For better or for worse, the coronavirus pandemic has forced many people to shelter at home, unable to enjoy the traditional human pleasures of a night out at a restaurant or a walk in the park. There are perks: We now get to spend more time with our families and are freed up to explore potential interests like reading and baking. However, as Aristotle said, human beings are social creatures, and being unable to participate in society can create major problems for our mental health.
Here at NAIPO, we care about both the physical and mental well-being of our customers. So, we came up with some best practices to maintain a positive mindset during this tough time.
Take a Media Break
It is no coincidence that the world has witnessed a rise in mental illnesses at the same time the use of social media spread like wildfire. With daily (even hourly) news bombarding us at our homes, in our workspaces and at our fingertips, it is very easy to grow despondent about the state of the world. While it is a mark of a good citizen to stay informed, nobody benefits from “up-to-the-minute” alerts at all times. Try it out: Refrain from media intake when you can, devoting only an hour or so in the morning to see what you missed the day before. You will find that you are no less educated and in fact feel much better as you go throughout your day. (For optimal results, you can limit your media to the weekends, but the nature of many modern jobs makes this impossible).
Get Some Sunlight
Although you might think that remaining in your domicile is the healthiest option during COVID-19, there is evidence to suggest that people would be better off availing themselves of fresh air whenever they can. Though you should still practice social distancing, you will be surprised at how much better you feel if you spend some time out in the sun every day. You will be more productive at work, and you will find it much more pleasant to interact with the people you are quarantining with.
Practice Deep Breathing
Even when stuck at home it is easy to get caught up in the hubbub of work. During the times you don’t have stuff to do, you might feel the onset of despair that accompanies the doldrums of idleness. In both cases, it is important to stay mindful. Whenever you feel you are losing control over who and where you are, take a step back and do some deep breathing. This will slow your heart rate and send a message to your brain that everything is going to be ok.
Do Some Stretching
People typically associate stretching with flexibility and range of motion. Stretching obviously has those benefits and is important to do in concert with physical activity. However, it also has positive effects on one’s mental well-being. By increasing blood circulation and reducing muscle tension, stretching will lower your levels of cortisol, commonly called “the stress hormone.” It also releases endorphins, usually known as “the runner’s high,” which provokes a feeling of euphoria sure to brighten up your day.
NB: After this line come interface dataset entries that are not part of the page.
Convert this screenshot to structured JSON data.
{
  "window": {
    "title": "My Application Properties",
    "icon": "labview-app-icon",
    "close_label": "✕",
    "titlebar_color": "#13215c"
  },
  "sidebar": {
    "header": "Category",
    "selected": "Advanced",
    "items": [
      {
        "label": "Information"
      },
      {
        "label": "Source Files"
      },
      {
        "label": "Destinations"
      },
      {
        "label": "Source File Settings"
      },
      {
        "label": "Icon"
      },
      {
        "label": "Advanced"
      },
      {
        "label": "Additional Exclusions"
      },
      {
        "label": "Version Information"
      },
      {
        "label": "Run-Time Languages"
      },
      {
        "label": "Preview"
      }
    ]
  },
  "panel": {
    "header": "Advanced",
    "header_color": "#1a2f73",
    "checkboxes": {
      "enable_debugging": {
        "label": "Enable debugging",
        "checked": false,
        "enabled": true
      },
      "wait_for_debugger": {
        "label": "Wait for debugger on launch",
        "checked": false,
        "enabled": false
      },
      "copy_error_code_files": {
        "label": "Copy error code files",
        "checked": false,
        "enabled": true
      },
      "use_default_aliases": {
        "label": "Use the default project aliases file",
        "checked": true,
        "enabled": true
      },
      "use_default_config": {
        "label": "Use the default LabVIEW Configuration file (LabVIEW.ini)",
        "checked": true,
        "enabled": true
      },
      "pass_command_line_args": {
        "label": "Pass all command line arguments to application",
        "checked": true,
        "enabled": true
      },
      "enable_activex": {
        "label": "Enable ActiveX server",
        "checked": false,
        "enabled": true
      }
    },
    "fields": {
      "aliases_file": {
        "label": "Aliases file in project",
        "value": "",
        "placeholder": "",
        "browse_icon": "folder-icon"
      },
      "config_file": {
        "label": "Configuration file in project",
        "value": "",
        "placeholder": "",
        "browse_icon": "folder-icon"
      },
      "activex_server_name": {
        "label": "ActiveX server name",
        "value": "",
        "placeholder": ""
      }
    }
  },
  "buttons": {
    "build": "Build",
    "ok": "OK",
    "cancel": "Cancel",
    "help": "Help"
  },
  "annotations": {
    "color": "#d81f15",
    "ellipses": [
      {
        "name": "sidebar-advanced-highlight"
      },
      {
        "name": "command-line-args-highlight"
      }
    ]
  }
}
Journal Your Feelings
Without having any reason to leave the house, many people feel as though the days start to run together. It is common to hear jokes that days of the week have lost all their meaning, and even the weekend has lost its allure. Journaling your feelings each day can help you maintain your grip on reality and better deal with the passing of time. It can also help you work out in a positive space any negative thoughts you may be experiencing, which will prevent them from festering in your brain.
Connect With Family and Friends
If you are quarantining by yourself, or even with roommates who are not your closest friends or immediate family, you might find this time to be one of crippling loneliness. Make a concerted effort to connect with loved ones; in all likelihood, they are suffering too. Mental health is a community effort, so find time to get together virtually. You can play games, watch movies together or even just catch up about what’s going on in your lives.
Our last suggestion might be the easiest, though it is also probably the one you are least likely to be already doing. Instead of completely changing your daily schedule, you can simply add to it the luxury of a daily massage. NAIPO has massagers that treat all areas of the body, and you can actually do other things while enjoying the relaxing benefits of a massage. Like stretching, massages have positive biochemical effects on the hormones and neurotransmitters that regulate stress, anxiety and depression. Just 15 minutes a day can go a long way to calming you down and leading to a better life.